[PROBLEM STATEMENT] A word-for-word copy of the records that follow is needed, with every picture omitted.

(Dataset rows for apps and sites)
◇ ◇ ◇

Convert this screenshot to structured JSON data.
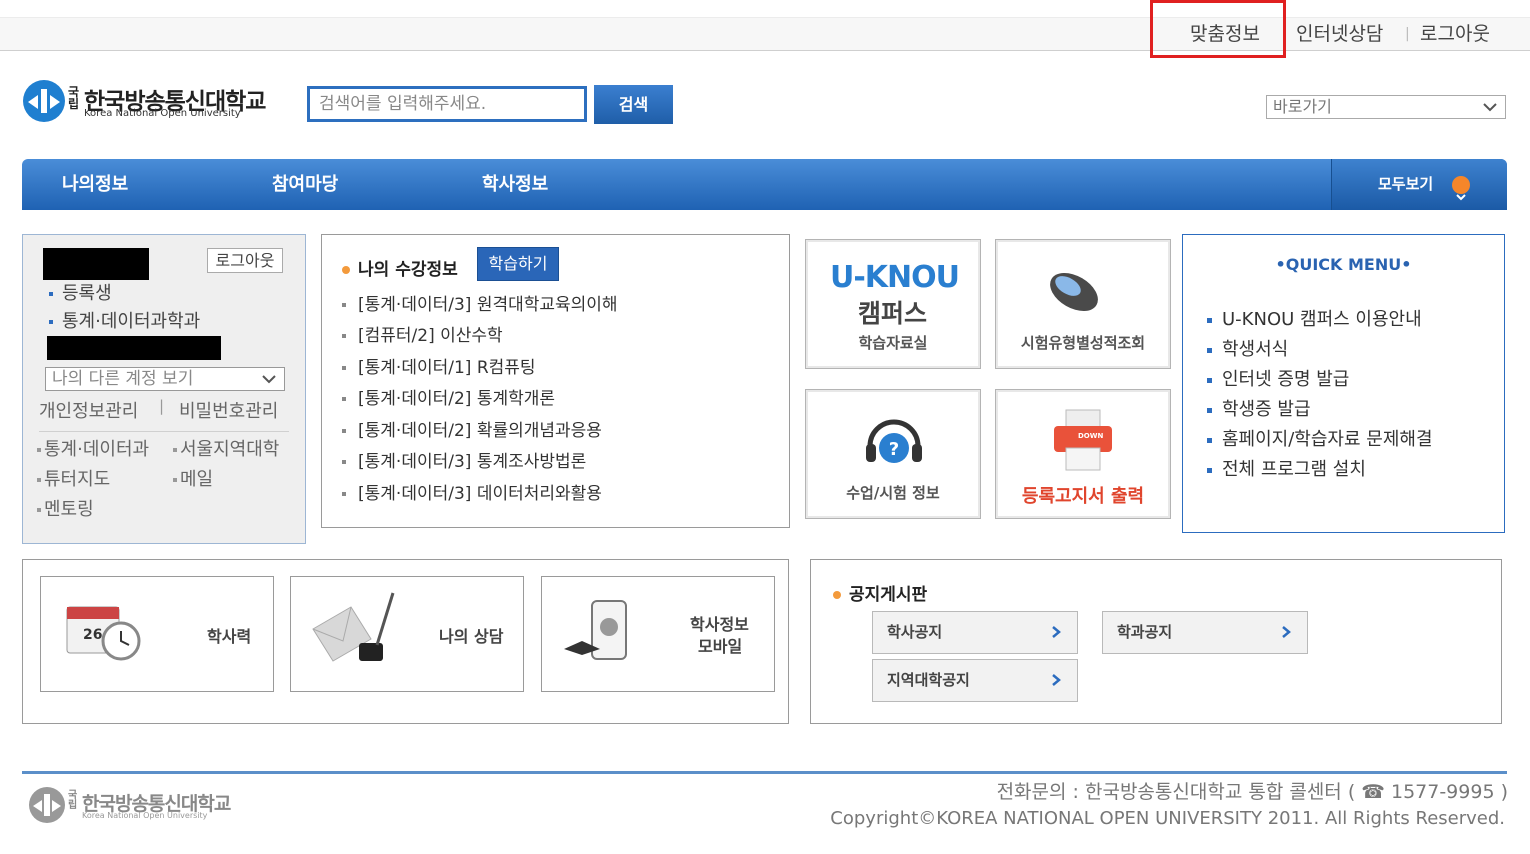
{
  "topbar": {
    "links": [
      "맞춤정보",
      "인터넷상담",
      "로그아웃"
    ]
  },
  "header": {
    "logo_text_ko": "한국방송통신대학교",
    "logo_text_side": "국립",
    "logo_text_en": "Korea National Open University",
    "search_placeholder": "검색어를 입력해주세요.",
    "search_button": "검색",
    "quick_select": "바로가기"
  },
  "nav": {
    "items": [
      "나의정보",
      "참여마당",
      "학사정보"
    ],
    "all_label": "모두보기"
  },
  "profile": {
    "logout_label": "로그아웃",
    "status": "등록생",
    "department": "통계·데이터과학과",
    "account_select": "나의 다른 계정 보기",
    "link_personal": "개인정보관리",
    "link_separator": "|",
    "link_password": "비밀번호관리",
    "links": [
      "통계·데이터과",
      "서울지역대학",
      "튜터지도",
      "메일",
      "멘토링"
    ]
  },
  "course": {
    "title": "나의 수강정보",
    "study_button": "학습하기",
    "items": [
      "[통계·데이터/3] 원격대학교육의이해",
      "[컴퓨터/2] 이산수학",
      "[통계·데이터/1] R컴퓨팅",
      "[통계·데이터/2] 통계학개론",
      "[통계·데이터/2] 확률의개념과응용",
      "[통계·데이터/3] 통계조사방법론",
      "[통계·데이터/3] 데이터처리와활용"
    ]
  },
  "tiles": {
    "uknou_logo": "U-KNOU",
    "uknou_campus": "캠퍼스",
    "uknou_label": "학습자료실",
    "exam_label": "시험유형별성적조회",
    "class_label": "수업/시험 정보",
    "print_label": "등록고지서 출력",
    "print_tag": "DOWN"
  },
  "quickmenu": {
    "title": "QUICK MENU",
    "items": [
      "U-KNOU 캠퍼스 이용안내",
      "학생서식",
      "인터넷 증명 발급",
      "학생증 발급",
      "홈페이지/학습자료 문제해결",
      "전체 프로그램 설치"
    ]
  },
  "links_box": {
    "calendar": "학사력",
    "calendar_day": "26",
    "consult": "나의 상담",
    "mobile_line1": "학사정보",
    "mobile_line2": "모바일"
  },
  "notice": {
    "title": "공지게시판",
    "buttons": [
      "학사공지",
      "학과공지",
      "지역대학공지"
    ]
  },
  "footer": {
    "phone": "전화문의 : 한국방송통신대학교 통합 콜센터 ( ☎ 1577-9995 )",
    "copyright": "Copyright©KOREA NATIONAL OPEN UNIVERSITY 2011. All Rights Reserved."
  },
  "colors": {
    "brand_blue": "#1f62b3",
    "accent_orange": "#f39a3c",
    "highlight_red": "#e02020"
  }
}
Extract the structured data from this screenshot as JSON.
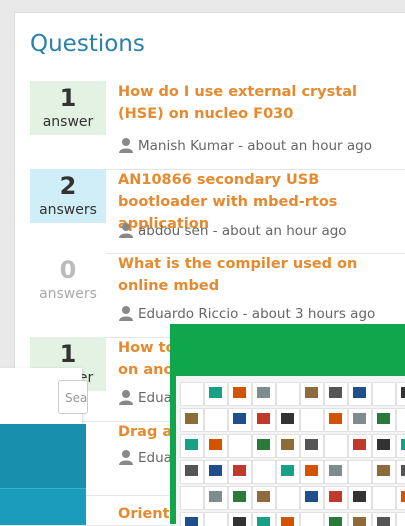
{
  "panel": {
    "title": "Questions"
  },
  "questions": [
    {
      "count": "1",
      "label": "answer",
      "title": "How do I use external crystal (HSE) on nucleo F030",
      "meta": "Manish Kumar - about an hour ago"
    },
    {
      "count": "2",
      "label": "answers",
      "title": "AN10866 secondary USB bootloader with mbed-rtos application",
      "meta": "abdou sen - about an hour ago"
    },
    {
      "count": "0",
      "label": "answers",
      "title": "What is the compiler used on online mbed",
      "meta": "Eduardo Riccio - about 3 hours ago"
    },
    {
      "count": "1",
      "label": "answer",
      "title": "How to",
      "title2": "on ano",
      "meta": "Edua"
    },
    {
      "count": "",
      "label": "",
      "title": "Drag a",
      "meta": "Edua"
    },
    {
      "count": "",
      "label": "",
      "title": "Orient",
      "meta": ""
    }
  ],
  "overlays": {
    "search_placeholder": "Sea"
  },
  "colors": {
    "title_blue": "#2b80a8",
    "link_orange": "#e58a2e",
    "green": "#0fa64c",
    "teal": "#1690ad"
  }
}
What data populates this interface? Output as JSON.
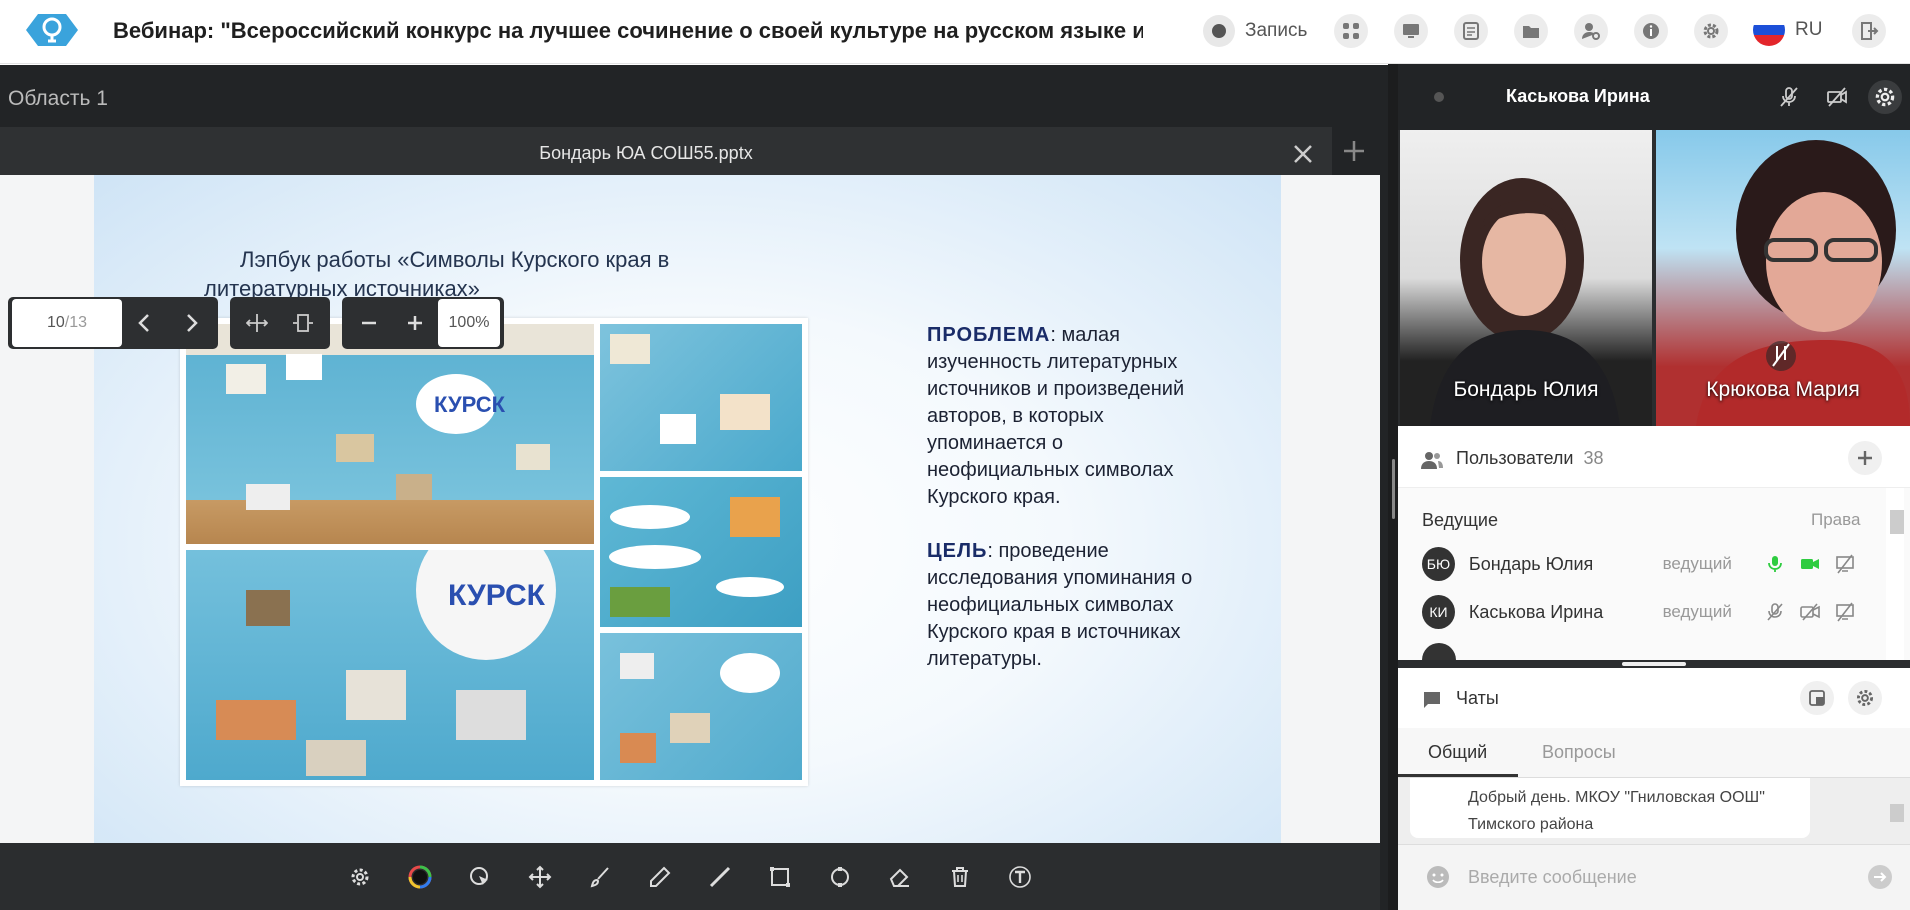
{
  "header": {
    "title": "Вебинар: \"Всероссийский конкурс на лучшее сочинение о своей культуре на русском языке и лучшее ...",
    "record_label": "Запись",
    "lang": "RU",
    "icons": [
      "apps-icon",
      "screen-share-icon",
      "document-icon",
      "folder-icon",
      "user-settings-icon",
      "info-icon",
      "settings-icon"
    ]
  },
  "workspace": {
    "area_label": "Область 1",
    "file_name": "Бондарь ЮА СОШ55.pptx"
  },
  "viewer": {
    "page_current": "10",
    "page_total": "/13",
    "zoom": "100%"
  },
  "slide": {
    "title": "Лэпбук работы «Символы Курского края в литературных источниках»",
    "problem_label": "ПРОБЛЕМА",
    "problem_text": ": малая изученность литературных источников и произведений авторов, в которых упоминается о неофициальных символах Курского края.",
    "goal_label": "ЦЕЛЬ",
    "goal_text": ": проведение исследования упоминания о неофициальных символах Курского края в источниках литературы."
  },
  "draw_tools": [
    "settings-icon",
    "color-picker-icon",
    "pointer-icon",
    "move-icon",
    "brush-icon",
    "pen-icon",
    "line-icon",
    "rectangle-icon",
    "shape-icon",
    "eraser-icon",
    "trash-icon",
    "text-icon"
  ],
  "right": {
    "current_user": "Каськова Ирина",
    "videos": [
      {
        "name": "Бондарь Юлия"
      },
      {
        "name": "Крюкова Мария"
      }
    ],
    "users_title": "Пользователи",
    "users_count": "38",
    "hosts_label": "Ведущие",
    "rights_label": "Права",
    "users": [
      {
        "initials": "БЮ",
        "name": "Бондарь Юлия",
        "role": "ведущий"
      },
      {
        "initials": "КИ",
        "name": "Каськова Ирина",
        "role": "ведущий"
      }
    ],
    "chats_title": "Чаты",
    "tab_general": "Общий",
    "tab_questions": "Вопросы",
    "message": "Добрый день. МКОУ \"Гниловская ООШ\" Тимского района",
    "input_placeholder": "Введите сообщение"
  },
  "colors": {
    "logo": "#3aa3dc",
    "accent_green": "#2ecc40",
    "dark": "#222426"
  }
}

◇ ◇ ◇

[ANSWER BELOW]
Convert this screenshot to structured JSON data.
{
  "topbar": {
    "links": [
      "맞춤정보",
      "인터넷상담",
      "로그아웃"
    ]
  },
  "header": {
    "logo_text_ko": "한국방송통신대학교",
    "logo_text_side": "국립",
    "logo_text_en": "Korea National Open University",
    "search_placeholder": "검색어를 입력해주세요.",
    "search_button": "검색",
    "quick_select": "바로가기"
  },
  "nav": {
    "items": [
      "나의정보",
      "참여마당",
      "학사정보"
    ],
    "all_label": "모두보기"
  },
  "profile": {
    "logout_label": "로그아웃",
    "status": "등록생",
    "department": "통계·데이터과학과",
    "account_select": "나의 다른 계정 보기",
    "link_personal": "개인정보관리",
    "link_separator": "|",
    "link_password": "비밀번호관리",
    "links": [
      "통계·데이터과",
      "서울지역대학",
      "튜터지도",
      "메일",
      "멘토링"
    ]
  },
  "course": {
    "title": "나의 수강정보",
    "study_button": "학습하기",
    "items": [
      "[통계·데이터/3] 원격대학교육의이해",
      "[컴퓨터/2] 이산수학",
      "[통계·데이터/1] R컴퓨팅",
      "[통계·데이터/2] 통계학개론",
      "[통계·데이터/2] 확률의개념과응용",
      "[통계·데이터/3] 통계조사방법론",
      "[통계·데이터/3] 데이터처리와활용"
    ]
  },
  "tiles": {
    "uknou_logo": "U-KNOU",
    "uknou_campus": "캠퍼스",
    "uknou_label": "학습자료실",
    "exam_label": "시험유형별성적조회",
    "class_label": "수업/시험 정보",
    "print_label": "등록고지서 출력",
    "print_tag": "DOWN"
  },
  "quickmenu": {
    "title": "QUICK MENU",
    "items": [
      "U-KNOU 캠퍼스 이용안내",
      "학생서식",
      "인터넷 증명 발급",
      "학생증 발급",
      "홈페이지/학습자료 문제해결",
      "전체 프로그램 설치"
    ]
  },
  "links_box": {
    "calendar": "학사력",
    "calendar_day": "26",
    "consult": "나의 상담",
    "mobile_line1": "학사정보",
    "mobile_line2": "모바일"
  },
  "notice": {
    "title": "공지게시판",
    "buttons": [
      "학사공지",
      "학과공지",
      "지역대학공지"
    ]
  },
  "footer": {
    "phone": "전화문의 : 한국방송통신대학교 통합 콜센터 ( ☎ 1577-9995 )",
    "copyright": "Copyright©KOREA NATIONAL OPEN UNIVERSITY 2011. All Rights Reserved."
  },
  "colors": {
    "brand_blue": "#1f62b3",
    "accent_orange": "#f39a3c",
    "highlight_red": "#e02020"
  }
}
Extract the structured data from this screenshot as JSON.
{
  "panel": {
    "title": "Questions"
  },
  "questions": [
    {
      "count": "1",
      "label": "answer",
      "title": "How do I use external crystal (HSE) on nucleo F030",
      "meta": "Manish Kumar - about an hour ago"
    },
    {
      "count": "2",
      "label": "answers",
      "title": "AN10866 secondary USB bootloader with mbed-rtos application",
      "meta": "abdou sen - about an hour ago"
    },
    {
      "count": "0",
      "label": "answers",
      "title": "What is the compiler used on online mbed",
      "meta": "Eduardo Riccio - about 3 hours ago"
    },
    {
      "count": "1",
      "label": "answer",
      "title": "How to",
      "title2": "on ano",
      "meta": "Edua"
    },
    {
      "count": "",
      "label": "",
      "title": "Drag a",
      "meta": "Edua"
    },
    {
      "count": "",
      "label": "",
      "title": "Orient",
      "meta": ""
    }
  ],
  "overlays": {
    "search_placeholder": "Sea"
  },
  "colors": {
    "title_blue": "#2b80a8",
    "link_orange": "#e58a2e",
    "green": "#0fa64c",
    "teal": "#1690ad"
  }
}
What data populates this interface? Output as JSON.
{
  "header": {
    "title": "Вебинар: \"Всероссийский конкурс на лучшее сочинение о своей культуре на русском языке и лучшее ...",
    "record_label": "Запись",
    "lang": "RU",
    "icons": [
      "apps-icon",
      "screen-share-icon",
      "document-icon",
      "folder-icon",
      "user-settings-icon",
      "info-icon",
      "settings-icon"
    ]
  },
  "workspace": {
    "area_label": "Область 1",
    "file_name": "Бондарь ЮА СОШ55.pptx"
  },
  "viewer": {
    "page_current": "10",
    "page_total": "/13",
    "zoom": "100%"
  },
  "slide": {
    "title": "Лэпбук работы «Символы Курского края в литературных источниках»",
    "problem_label": "ПРОБЛЕМА",
    "problem_text": ": малая изученность литературных источников и произведений авторов, в которых упоминается о неофициальных символах Курского края.",
    "goal_label": "ЦЕЛЬ",
    "goal_text": ": проведение исследования упоминания о неофициальных символах Курского края в источниках литературы."
  },
  "draw_tools": [
    "settings-icon",
    "color-picker-icon",
    "pointer-icon",
    "move-icon",
    "brush-icon",
    "pen-icon",
    "line-icon",
    "rectangle-icon",
    "shape-icon",
    "eraser-icon",
    "trash-icon",
    "text-icon"
  ],
  "right": {
    "current_user": "Каськова Ирина",
    "videos": [
      {
        "name": "Бондарь Юлия"
      },
      {
        "name": "Крюкова Мария"
      }
    ],
    "users_title": "Пользователи",
    "users_count": "38",
    "hosts_label": "Ведущие",
    "rights_label": "Права",
    "users": [
      {
        "initials": "БЮ",
        "name": "Бондарь Юлия",
        "role": "ведущий"
      },
      {
        "initials": "КИ",
        "name": "Каськова Ирина",
        "role": "ведущий"
      }
    ],
    "chats_title": "Чаты",
    "tab_general": "Общий",
    "tab_questions": "Вопросы",
    "message": "Добрый день. МКОУ \"Гниловская ООШ\" Тимского района",
    "input_placeholder": "Введите сообщение"
  },
  "colors": {
    "logo": "#3aa3dc",
    "accent_green": "#2ecc40",
    "dark": "#222426"
  }
}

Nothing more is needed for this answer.